The most famous ruins in the capital was Devín Castle (in German: Burg Theben) at the confluence of the Morava and the Danube Rivers. Not only strategic but also important to national identity, Devín Castle was destroyed by Napoleon’s troops in 1809. The last owners were the Counts of the Pálffy. Only some restored parts of the castle can be visited, but it houses an interesting archeology museum.
The University Library, erected in 1756, was used by the Diet of the Kingdom of Hungary from 1802 to 1848. The Gothic St. Martin’s Cathedral built in the 13th–16th centuries, seen the coronations of eleven kings and queens of Hungary. The Art Nouveau Church of St. Elisabeth is better known as the Blue Church for colour.
Bratislava has various parks and forests, natural and man-made lakes because of its proximity to the Little Carpathians mountains. (Slavin Military Cemetery offers an excellent view of the city and the Little Carpathians.) Even if a visitor has no time, he should drive through in the Rusovce borough which has Roman ruins. The district is own for its neo-Gothic Rusovce mansion, with its English park, and Rusovce lake, popular with nudists.
From nudists to voyeurism, just off Hlavné Square in city centre is a pavement sculpture of a workman idly peering out of a manhole called Peeping Tom. Our tour-guide said it was a statement on the way communists dished out hollow jobs. Up the street from Hlavné Square is the Art Deco Roland Café, the green-roofed 14th-century town hall.
Music is a key to the city: in the picturesque Venturskala Street, a couple of precocious kids (nine-year-old Liszt and six-year-old Mozart) once awed the citizens. Even today, many young people are amazing the visitors with various musical instruments in the streets. The Bratislava Opera is popular among international tourists for its quality as well as for its prices. The Opera is located in a Habsburg building in the center of the city on Hviezdoslavovo Square. The Opera is only subtitled in Slovak or German. Performances usually start at 7 pm, and can be booked one month in advance. Also on the Square is Reduta Building, the abode of Bratislava Redoute, Slovak Philharmonic, and Hotel Carlton. Tickets for Opera and Philharmonic can be as cheap as a tenner for the citizens, but for foreigners, it is SKK 600 (EUR 19.78).
Also on the Hviezdoslavovo Namestie (Square) is famous Slovenski Restaurancia, which serves traditional cholesterol-laden Slovak cuisine. Slovaks being who they are, the meal starts with a trolley (literally) of spirits wheeled to your table. Only Becherovka (a herbal spirit) is recommended for the beverage but roast goose, pancakes with red cabbage, and apple strudel are other Slovek specialties.

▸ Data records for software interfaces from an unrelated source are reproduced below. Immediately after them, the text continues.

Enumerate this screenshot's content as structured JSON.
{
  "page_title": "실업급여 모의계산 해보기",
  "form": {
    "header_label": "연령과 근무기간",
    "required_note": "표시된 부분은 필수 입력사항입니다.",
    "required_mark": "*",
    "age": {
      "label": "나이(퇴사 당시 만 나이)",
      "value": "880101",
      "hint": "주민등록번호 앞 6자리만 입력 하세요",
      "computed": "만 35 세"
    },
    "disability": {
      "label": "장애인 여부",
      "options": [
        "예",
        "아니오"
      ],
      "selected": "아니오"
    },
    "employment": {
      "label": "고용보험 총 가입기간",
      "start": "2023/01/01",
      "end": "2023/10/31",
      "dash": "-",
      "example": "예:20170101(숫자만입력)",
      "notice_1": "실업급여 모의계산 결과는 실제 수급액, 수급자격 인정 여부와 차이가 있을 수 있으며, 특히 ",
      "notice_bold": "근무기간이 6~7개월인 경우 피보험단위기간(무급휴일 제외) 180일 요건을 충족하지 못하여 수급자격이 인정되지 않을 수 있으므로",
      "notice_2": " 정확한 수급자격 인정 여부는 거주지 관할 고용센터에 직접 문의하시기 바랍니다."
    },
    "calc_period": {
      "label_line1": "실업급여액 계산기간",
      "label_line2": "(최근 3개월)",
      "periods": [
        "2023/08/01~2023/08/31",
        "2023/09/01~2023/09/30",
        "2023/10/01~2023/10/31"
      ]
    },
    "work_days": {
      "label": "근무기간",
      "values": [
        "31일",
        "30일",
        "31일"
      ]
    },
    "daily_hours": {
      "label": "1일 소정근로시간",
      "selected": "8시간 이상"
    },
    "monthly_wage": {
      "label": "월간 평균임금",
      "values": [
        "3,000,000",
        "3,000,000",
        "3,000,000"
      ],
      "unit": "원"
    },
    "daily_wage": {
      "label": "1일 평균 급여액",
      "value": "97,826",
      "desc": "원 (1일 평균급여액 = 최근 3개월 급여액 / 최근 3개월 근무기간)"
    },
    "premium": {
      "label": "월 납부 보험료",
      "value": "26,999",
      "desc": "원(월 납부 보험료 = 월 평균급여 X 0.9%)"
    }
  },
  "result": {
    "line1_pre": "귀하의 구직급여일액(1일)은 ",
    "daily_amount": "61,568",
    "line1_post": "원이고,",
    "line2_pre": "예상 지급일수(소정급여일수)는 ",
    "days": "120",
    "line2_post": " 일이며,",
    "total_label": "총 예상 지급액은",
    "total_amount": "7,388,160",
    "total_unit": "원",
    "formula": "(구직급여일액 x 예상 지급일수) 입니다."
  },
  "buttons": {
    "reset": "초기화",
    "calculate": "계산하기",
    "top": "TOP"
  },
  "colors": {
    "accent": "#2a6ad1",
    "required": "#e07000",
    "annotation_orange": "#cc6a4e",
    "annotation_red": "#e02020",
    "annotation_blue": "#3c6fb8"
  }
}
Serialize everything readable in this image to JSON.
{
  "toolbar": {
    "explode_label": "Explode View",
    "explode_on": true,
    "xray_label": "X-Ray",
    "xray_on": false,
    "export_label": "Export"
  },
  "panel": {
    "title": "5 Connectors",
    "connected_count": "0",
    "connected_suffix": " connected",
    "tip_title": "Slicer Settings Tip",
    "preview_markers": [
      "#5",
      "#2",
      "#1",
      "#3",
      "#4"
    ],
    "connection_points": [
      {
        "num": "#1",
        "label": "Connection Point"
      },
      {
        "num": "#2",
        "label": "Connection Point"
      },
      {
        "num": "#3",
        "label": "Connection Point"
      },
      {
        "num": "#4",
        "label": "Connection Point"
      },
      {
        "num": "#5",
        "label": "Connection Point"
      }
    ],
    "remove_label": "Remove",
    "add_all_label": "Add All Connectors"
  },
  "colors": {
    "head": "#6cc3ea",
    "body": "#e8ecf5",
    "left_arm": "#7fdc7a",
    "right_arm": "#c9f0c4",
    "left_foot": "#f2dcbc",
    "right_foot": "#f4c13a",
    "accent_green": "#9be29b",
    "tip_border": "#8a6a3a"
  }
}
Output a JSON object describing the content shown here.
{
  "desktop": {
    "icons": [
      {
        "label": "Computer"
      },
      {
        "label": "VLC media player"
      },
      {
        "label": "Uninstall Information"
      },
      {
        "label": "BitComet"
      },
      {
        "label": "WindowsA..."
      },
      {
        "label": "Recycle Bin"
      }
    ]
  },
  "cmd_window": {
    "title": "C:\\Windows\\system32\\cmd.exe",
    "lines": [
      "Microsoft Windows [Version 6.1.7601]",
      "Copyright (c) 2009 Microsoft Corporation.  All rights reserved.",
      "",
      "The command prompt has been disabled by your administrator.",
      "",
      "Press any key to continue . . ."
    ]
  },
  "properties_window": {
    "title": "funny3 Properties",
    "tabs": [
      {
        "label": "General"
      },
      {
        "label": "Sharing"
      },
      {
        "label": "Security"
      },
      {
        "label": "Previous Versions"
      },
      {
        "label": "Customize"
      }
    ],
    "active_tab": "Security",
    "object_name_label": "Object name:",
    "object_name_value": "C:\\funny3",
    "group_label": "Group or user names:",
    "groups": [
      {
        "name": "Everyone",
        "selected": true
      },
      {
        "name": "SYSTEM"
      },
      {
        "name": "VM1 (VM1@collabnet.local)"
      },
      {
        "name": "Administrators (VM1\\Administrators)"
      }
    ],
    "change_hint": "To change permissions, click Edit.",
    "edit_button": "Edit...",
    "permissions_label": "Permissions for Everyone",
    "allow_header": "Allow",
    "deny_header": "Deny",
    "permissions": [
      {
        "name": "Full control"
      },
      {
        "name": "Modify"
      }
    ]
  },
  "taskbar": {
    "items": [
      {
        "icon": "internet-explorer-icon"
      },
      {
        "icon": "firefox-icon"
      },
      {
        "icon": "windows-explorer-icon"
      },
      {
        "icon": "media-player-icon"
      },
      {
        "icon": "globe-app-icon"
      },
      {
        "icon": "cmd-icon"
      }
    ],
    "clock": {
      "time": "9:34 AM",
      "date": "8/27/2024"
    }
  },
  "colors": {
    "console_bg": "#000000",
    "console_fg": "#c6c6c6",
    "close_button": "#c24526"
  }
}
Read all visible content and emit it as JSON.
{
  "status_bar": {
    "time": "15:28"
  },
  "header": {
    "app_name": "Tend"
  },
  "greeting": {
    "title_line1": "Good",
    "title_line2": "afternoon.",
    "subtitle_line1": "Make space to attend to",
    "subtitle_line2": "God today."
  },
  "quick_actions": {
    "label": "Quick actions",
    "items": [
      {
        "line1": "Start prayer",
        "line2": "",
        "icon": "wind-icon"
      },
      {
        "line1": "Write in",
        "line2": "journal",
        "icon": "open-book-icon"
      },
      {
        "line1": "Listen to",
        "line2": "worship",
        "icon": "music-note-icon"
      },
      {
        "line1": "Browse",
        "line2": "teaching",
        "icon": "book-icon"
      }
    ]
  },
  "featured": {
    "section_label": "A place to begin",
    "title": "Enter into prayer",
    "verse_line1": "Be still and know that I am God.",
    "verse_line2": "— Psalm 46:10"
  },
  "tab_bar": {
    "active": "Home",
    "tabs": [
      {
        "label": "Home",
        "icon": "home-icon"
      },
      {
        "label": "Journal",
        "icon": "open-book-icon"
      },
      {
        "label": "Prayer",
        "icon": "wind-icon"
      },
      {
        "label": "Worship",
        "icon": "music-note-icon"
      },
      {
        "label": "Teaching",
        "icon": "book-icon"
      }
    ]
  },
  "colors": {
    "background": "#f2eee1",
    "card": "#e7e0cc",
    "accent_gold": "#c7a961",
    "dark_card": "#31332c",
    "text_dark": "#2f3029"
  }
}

Look down on the town, up to the bobsleigh, skiing and toboggan runs on Kamzik Hill, then across the Danube to the concrete jungle of Petrzalka and its acres of Soviet tower blocks. From the quayside you can take the hydrofoil to Vienna. The uniquely designed Kamzík TV Tower has an observation deck and rotating restaurant.